The shocking conclusion to the 2016 campaign made millions of Americans, including me, look foolish for believing that Obama’s victories in 2008 and 2012 had proved that the United States had emerged from the scourge of racism infecting it for more than four centuries. I remain shocked that this strain of bigotry still fuels the political careers of Trump and his enablers on Capitol Hill.
The Rev. Martin Luther King Jr. often said that “the arc of the moral universe is long, but it bends toward justice.” That is but one reason why the rise in bigotry shown to Muslims, Jews, Hispanics, blacks and “others” has been so discouraging in the age of Trump. Like those who believed these racists were relics from a bygone age, I had also convinced myself that my Republican colleagues were so repelled by racism that they would never support a leader who provided inspiration to neo-Nazis and white supremacists; the manifesto of the New Zealand killer and the words of David Duke after Charlottesville showed just how wrong I was.
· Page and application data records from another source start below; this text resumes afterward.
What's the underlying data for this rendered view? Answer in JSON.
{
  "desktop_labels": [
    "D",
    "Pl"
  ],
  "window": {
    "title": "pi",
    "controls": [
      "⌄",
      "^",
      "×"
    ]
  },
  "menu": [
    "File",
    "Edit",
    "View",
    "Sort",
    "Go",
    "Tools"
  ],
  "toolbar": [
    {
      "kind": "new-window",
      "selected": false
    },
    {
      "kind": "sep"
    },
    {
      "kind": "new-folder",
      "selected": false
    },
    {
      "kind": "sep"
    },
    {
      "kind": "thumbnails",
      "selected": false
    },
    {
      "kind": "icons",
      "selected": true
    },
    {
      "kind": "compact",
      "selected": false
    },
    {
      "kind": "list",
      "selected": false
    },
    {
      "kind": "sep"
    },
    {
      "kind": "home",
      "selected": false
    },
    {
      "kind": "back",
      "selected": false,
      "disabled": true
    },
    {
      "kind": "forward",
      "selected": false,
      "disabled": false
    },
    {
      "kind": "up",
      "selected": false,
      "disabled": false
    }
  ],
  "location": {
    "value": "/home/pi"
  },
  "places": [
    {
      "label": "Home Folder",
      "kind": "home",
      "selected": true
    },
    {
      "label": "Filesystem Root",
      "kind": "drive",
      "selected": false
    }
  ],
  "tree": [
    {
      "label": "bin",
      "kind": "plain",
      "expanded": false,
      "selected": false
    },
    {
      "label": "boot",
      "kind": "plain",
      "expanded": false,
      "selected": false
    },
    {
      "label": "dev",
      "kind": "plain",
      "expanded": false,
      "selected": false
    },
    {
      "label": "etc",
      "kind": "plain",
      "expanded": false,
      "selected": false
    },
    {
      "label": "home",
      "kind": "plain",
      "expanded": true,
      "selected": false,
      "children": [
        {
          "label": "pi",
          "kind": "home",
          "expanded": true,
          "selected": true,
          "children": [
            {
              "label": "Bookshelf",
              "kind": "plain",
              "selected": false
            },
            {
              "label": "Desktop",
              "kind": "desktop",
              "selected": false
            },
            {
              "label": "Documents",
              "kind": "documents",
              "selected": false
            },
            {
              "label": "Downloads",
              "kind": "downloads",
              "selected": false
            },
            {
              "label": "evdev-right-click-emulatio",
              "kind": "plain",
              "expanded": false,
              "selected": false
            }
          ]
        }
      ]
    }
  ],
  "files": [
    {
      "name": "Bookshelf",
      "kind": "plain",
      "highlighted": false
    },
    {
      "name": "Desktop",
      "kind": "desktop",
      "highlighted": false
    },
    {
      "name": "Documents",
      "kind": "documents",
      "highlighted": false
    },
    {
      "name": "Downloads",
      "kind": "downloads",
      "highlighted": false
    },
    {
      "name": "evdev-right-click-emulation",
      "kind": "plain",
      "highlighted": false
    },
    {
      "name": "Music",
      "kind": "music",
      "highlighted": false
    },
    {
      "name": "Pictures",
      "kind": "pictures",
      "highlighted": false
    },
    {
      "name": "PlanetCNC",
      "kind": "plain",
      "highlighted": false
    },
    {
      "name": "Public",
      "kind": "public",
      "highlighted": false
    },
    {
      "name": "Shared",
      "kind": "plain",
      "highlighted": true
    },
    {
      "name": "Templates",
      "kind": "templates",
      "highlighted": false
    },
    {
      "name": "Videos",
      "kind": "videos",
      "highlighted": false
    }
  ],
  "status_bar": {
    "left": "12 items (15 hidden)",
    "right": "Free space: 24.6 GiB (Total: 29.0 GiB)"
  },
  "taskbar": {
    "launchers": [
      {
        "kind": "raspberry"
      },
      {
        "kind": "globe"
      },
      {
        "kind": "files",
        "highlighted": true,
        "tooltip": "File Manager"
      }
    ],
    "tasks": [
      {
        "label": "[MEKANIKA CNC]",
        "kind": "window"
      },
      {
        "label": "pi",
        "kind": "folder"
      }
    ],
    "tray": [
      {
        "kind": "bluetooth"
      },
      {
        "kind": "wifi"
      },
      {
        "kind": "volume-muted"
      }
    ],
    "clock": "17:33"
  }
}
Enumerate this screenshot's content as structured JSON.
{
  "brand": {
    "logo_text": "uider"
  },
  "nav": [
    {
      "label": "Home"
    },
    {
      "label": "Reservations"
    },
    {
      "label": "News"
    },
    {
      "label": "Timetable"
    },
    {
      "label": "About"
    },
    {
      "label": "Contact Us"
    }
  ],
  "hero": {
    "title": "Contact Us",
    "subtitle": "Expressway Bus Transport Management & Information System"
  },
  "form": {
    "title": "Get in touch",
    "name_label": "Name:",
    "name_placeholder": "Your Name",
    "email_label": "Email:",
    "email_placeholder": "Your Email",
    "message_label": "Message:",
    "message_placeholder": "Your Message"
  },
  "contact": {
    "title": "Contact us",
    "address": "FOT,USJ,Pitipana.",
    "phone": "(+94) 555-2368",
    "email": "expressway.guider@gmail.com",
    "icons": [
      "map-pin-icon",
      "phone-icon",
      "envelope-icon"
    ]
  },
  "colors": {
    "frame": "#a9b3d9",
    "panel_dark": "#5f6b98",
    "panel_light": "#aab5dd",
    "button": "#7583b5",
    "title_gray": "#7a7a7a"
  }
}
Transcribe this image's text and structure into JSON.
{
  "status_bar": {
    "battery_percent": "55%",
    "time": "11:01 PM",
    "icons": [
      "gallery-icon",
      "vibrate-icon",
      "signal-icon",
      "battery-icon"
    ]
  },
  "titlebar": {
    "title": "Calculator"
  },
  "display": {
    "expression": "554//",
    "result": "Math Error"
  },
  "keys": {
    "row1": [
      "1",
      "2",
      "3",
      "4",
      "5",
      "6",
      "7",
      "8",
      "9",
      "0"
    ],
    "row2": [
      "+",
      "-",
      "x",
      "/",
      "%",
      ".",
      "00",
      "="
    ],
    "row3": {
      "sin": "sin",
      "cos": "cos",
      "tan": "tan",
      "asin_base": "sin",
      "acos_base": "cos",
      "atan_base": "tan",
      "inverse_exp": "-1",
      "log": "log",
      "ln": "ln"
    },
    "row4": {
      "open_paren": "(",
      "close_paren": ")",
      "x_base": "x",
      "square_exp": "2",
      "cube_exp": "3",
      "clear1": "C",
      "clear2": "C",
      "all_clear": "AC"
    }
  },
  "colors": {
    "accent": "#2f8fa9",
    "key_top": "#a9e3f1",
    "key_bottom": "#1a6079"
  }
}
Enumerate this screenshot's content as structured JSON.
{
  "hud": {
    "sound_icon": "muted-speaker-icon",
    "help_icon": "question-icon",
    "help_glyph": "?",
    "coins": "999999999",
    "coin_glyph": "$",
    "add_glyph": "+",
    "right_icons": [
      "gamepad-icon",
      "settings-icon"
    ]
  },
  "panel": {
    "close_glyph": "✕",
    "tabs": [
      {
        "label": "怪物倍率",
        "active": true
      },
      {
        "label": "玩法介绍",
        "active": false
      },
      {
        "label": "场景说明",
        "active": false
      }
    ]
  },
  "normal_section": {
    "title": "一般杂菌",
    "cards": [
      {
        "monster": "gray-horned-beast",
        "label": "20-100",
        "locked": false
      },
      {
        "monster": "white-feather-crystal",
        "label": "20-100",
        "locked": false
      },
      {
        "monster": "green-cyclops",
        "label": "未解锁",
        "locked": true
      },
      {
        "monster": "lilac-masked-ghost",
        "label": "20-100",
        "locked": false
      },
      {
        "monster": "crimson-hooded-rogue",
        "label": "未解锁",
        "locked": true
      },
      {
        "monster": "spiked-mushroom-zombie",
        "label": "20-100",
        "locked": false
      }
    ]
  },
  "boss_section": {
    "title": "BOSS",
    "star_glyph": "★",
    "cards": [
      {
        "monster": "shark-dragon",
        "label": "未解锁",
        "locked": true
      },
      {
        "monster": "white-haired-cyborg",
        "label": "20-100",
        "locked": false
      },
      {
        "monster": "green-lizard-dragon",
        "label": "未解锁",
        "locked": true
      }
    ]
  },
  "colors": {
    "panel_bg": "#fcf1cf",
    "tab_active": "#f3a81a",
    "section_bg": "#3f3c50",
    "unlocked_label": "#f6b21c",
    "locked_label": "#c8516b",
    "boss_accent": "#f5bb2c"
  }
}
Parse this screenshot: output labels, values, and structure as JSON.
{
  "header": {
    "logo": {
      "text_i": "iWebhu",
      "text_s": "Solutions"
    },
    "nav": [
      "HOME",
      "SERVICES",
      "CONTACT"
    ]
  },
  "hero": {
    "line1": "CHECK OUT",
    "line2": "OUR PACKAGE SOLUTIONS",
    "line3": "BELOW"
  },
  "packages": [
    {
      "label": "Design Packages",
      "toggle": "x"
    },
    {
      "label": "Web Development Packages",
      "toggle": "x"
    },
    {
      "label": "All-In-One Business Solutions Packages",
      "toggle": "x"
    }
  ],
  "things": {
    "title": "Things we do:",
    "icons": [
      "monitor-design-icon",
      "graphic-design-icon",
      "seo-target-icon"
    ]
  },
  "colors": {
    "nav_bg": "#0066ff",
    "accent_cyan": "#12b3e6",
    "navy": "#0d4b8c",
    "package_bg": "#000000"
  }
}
That’s why any policy differences I had with Obama now seem so insignificant. Americans who still have faith in the upward arc of King’s moral universe should be grateful for Obama’s presidency and the way his election exposed the white racism that is still at large in our land. If changing the Constitution and reelecting Obama two more times would break the fever that now ravages Trump’s Washington, I would cheerfully champion the passage of that constitutional amendment, slap a “Hope and Change” sticker on my shirt, and race to the nearest voting booth to support the man historians will remember as the most significant president since Abraham Lincoln.